Efforts are underway to prevent Hungarian extreme-right and anti-Semitic party Jobbikto hold next week a political assembly in a building that used to be a synagogue in the city of Esztergom, the European Jewish Press reports.
The entire Jewish community in this city, 46km north of Budapest, was killed during the Holocaust.
The synagogue today is operated by the local government as a cultural centre.
The rally is part of Jobbik’s campaign ahead of Hungarian parliament elections on April 6 2014. The party’s platform is laced with anti-Semitism and anti-Roma policy.
Jobbik is the third largest party in Hungary with 43 of the 386 seats in the Hungarian parliament.
In 2012, a Jobbik MP, Marton Gyongyosi, had urged the Hungarian government to make a list of citizens with Jewish ancestry who might post a security risk to the country.
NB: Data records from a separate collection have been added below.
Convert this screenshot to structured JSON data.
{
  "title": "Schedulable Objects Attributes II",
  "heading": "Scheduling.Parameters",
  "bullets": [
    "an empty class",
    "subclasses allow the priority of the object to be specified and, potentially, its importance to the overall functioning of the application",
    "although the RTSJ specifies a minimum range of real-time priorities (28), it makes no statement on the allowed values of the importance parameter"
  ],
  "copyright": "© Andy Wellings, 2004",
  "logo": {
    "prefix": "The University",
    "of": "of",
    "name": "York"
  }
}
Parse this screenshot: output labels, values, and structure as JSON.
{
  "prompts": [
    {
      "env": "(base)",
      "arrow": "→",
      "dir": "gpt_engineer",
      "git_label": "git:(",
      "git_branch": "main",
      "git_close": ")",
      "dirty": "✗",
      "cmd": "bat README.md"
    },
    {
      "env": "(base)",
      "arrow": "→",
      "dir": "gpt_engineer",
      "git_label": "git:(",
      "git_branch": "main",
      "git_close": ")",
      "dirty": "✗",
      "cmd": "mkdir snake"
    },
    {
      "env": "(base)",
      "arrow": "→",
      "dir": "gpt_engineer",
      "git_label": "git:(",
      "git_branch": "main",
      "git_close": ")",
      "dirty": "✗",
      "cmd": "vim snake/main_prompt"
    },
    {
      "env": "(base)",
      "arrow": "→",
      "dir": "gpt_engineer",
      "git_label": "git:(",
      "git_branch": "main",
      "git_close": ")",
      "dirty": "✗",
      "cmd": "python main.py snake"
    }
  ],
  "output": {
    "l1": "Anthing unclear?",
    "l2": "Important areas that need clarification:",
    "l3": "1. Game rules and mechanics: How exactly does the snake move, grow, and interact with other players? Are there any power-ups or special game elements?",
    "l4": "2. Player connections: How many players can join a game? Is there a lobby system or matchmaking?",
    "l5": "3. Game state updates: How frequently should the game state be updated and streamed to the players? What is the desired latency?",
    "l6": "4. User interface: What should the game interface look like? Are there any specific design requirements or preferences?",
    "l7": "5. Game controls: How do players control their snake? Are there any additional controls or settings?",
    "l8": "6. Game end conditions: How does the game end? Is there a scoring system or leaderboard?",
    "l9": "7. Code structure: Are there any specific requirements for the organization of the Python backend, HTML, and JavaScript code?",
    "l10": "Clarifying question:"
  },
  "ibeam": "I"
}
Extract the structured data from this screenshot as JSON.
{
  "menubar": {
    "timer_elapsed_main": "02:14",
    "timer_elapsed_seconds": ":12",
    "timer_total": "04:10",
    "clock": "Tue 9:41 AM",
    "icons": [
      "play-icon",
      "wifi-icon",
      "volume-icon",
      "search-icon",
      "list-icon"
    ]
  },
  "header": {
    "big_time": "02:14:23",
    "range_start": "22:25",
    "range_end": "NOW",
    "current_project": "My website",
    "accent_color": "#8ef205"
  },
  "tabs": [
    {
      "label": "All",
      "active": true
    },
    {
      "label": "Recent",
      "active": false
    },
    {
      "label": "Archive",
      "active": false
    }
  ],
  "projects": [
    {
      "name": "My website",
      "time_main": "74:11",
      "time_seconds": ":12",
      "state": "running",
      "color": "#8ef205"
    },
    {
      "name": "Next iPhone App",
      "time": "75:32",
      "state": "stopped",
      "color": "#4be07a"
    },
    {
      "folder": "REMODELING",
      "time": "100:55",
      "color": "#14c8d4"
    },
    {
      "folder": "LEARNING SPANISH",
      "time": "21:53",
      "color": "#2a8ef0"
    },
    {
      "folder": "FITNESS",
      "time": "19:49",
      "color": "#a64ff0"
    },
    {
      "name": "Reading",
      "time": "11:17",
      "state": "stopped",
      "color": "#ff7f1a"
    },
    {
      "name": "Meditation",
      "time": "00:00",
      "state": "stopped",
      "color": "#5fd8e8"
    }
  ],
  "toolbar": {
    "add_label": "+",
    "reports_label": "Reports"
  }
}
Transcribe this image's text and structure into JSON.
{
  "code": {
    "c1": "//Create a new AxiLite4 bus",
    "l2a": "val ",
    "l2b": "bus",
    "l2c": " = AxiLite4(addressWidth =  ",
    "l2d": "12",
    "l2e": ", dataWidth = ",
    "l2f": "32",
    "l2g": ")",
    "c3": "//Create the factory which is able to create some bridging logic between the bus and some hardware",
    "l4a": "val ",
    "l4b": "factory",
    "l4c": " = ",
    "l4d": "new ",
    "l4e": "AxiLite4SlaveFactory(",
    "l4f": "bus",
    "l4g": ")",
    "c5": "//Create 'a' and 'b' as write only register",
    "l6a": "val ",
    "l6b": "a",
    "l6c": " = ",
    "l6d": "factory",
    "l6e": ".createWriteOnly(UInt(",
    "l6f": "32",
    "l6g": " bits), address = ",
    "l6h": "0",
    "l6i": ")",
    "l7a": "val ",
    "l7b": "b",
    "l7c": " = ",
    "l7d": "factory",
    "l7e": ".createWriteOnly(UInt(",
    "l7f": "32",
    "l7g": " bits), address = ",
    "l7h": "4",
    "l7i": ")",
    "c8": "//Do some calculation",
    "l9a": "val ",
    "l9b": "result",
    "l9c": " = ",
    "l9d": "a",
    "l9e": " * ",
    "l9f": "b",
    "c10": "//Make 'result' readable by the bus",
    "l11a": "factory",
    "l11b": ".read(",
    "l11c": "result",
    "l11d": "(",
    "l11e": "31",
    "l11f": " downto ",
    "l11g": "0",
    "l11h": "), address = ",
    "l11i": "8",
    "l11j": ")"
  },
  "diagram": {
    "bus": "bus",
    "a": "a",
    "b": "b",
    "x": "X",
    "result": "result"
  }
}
Last week, the chairman of the the opposition Hungarian Socialist Party in Esztergom, Tamas Gal, sent an open letter to the city’s smayor urging her to bar the rally from the synagogue.
“The choice of location for this event is an unworthy, ugly, and cynical desecration of the memory of the victims of the Holocaust and the sentiments of the survivors,” he wrote.
The Federation of Hungarian Jewish Communities (Mazsihisz) is considering sending people to physically prevent Jobbik party from holding its rally in the synagogue.
Earlier this week, the Rabbinical Council of Europe (RCE) announced its plans to hold its General Assembly in Budapest in March in co-operation with the Hungarian government.
The March convention will also feature a memorial ceremony in line with the Hungarian government’s own memorial project to the landmark 70th anniversary of the Holocaust in Hungary where about 800 000 Jews were exterminated by Nazis.